Dataset rows describing interfaces:
┌────────
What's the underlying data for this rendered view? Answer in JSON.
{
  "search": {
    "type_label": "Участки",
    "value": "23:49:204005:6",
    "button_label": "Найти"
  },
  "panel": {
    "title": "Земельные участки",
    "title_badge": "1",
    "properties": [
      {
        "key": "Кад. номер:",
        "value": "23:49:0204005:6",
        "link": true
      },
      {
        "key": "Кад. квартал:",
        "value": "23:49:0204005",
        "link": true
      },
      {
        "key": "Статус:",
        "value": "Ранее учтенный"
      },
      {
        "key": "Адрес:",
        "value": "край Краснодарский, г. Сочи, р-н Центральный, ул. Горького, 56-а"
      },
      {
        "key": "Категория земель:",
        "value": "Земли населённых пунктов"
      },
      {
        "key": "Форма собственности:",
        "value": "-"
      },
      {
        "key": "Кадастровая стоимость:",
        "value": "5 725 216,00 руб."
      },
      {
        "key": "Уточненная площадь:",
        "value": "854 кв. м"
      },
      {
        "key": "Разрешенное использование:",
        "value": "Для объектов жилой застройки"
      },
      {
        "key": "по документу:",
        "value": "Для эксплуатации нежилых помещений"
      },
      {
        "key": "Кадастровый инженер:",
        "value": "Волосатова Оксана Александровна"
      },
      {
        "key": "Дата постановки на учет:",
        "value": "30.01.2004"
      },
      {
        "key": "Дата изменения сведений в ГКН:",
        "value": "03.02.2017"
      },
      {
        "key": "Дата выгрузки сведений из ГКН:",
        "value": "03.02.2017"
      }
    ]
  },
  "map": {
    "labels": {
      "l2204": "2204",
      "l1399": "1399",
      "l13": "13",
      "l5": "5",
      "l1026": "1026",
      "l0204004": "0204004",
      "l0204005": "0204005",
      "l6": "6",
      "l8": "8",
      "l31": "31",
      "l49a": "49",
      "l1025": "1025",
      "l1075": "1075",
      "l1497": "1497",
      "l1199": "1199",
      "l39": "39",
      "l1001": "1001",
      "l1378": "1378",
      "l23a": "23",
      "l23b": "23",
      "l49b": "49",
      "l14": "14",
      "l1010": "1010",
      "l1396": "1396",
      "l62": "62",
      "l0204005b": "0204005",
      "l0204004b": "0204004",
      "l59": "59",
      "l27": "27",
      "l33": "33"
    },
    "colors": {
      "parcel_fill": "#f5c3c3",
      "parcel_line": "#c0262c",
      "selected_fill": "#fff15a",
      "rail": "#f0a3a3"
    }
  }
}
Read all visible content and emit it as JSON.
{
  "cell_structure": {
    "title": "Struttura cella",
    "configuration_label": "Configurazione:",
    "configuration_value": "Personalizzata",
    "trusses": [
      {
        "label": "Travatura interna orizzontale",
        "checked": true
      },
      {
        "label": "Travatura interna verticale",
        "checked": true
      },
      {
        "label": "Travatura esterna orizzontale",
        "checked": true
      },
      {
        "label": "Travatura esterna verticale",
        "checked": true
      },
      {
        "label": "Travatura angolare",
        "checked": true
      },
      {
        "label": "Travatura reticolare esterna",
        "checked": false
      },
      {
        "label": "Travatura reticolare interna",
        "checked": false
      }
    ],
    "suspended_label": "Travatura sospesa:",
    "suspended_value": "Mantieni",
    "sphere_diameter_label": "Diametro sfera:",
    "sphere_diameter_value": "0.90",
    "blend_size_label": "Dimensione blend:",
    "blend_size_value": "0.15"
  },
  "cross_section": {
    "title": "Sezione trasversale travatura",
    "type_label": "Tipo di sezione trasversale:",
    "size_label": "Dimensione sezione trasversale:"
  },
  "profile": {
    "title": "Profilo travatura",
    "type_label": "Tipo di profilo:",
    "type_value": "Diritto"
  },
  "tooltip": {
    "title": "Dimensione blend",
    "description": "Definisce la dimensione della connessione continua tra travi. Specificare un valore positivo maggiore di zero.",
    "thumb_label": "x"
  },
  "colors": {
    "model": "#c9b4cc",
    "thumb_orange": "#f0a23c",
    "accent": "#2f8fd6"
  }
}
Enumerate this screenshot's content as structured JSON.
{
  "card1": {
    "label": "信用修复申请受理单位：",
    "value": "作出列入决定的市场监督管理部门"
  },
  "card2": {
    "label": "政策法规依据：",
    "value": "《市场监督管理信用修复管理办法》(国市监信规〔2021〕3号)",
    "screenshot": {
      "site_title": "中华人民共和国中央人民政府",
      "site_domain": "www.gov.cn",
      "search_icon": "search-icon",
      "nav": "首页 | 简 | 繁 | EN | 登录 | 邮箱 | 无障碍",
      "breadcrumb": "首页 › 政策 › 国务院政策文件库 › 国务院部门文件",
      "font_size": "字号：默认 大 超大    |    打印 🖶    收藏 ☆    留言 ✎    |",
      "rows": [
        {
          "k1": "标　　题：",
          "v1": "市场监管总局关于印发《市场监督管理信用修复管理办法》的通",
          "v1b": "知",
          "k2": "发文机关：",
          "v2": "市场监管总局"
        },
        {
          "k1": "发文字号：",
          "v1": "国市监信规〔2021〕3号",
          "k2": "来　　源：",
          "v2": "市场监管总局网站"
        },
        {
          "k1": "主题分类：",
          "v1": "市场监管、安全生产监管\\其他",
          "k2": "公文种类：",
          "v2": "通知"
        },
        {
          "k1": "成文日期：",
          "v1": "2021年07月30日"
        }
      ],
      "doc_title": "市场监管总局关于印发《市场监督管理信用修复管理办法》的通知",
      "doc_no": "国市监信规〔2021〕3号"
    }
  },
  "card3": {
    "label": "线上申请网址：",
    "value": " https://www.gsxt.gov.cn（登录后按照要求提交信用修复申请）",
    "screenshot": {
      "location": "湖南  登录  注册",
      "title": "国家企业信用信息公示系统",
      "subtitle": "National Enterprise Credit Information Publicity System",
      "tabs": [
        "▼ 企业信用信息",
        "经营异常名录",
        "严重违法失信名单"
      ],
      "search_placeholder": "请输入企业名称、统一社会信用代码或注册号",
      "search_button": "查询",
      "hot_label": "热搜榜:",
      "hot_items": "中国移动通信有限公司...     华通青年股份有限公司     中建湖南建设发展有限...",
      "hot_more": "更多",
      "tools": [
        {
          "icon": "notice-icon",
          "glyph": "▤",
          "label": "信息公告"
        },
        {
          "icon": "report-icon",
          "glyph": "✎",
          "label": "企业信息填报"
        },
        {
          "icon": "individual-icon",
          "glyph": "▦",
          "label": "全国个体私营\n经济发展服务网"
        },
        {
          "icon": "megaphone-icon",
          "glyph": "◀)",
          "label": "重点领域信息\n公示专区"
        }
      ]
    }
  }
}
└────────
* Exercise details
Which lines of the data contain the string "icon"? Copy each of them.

* Solution to this problem
      "search_icon": "search-icon",
          "icon": "notice-icon",
          "icon": "report-icon",
          "icon": "individual-icon",
          "icon": "megaphone-icon",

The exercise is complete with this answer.